The Importance of Your Toddler’s Active (Imaginary) Social Life

. July 13, 2016.

As part of our nightly bedtime ritual, I lay in bed with my son and tell him stories- he chooses the topic. Not too long ago, he requested a story about “Whodo” and “Whodah”. I asked, “What are Whodo and Whodah? I can’t tell you a story about that unless I know what it is.” With a little prodding, my toddler revealed that Whodo and Whodah are little boys that play with him. When I asked more about them, he told me they are boys with red hair, and they are “little studs”. A night or two later, I discovered the existence of a third pretend playmate, named “Whydo.”

My son’s imagination sparked the recollection of my own imaginary friends. When I was around his age, 3, I had six of them. Intrigued by my son’s,  and recollections of my own, imaginary playmates, I delved further into the land of make-believe. Here’s what I found.

The Important Role of Imagination

Research indicates that an active imagination is a normal part of childhood from preschool and beyond. Almost all children play pretend games and interact with a stuffed animal or toy as if it were a person just like them; up to 37% of children take it a step further and invent imaginary friends.

Do children create imaginary playmates due to loneliness or social problems? Current research says no, not typically. In her book “Imaginary Companions and the Children Who Create Them,” Dr. Marjorie Taylor (Professor of Psychology, University of Oregon) investigates the role of imaginary companions during the preschool years. Based on a plethora of research in early child development, she writes, “…Fantasy play is an important component of children’s cognitive and emotional development…fun and companionship are the primary reasons most children create imaginary companions.”


Clinical Psychologist, Dr. Rebecca J Alperin, Ph.D. (left), of Psychological Resources, Ltd. in Toledo, elaborates, “Imagination actually helps children develop a sense of reality versus fantasy. Humans are, by nature, social creatures; part of childhood is learning how to manage that socialization. Imagination helps children develop thinking skills, (learn) how to process and solve problems, (utilize) communication skills, how to identify what makes them happy, sad, angry, or scared, and how to think creatively. Research has also shown that play and imagination help build and develop neurological connections and pathways. All of these things are important in helping children grow into healthy individuals.”

Mastering Emotional Intelligence
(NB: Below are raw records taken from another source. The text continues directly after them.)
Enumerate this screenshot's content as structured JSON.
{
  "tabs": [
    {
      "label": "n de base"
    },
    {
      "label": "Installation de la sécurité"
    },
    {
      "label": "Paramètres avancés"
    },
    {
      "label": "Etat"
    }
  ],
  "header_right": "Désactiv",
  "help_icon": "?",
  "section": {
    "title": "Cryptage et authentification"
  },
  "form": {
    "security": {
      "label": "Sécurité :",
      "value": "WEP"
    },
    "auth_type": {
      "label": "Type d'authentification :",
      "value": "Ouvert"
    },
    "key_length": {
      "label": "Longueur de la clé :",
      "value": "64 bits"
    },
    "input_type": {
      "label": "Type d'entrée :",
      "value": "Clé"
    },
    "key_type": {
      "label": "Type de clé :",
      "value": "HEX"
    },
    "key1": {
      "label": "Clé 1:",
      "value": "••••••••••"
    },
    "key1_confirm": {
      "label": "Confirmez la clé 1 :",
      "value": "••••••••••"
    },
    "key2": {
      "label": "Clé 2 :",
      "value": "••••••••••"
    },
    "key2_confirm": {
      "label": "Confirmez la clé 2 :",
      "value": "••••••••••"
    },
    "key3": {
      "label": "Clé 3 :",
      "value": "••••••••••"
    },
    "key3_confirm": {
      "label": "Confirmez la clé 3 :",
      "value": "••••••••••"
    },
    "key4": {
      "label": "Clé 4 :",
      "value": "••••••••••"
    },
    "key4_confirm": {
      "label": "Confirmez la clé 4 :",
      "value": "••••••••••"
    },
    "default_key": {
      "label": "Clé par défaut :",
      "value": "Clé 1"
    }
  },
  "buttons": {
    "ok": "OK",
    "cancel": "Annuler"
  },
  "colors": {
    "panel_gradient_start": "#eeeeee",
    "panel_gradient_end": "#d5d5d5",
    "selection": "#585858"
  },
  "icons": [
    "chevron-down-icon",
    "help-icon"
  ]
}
Dr. Taylor refers to the preschool years as “the high season of imaginative play,” stressing, “One of the special functions of pretend play is to help children control and master their emotions.”

Dr Alperin concurs, “Imaginary friends help children develop emotional and social abilities in a variety of ways. They can use imaginary friends as a way to deal with fears or worries (such as telling their parent the friend needs a night light because the friend is afraid of monsters under the bed). They use imaginary friends as a way to place blame on someone (such as telling their parents that the friend made a mess in the kitchen from eating cookies before bed).”

Imaginary friends can be a coping strategy when a child is going through something difficult. “Fantasy play or imaginary friends help children deal with their worries or fears by giving them a way to ‘act’ without verbalizing it… Play is a less threatening way to process worries such as fear of the dark, peer issues (e.g. bullying), and family changes (e.g. divorce or new babies),” Alperin says.

What Type of Child Creates an Imaginary Friend?

Dr. Taylor notes, “..Children who create imaginary friends are very social people who particularly enjoy interacting with others…When no one is around to play with, these children make someone up.”

Dr. Alperin adds, “There are other children who may be quiet and shy and thus use imaginary friends as a way to build self-confidence… There does not seem to be any specific trait of children who have imaginary friends. Children from all kinds of families, cultures, and ethnicities can develop imaginary friends.”

Can a child’s imaginary friend ever be cause for concern? “There are some children who may use an imaginary friend because they are lonely or extremely shy; if that is the case, those are issues that need to be addressed by the parent, teacher, or other professional,” Dr. Alperin recommends.

Baffled about how to handle an imaginary friend? Play along! In the majority of instances, parents can relax and have fun promoting their child’s active imagination. This is a truly magical time in your child’s life. Paying close attention when your child talks about her imaginary friend can give you unparalleled insight into her desires, fears, and interests.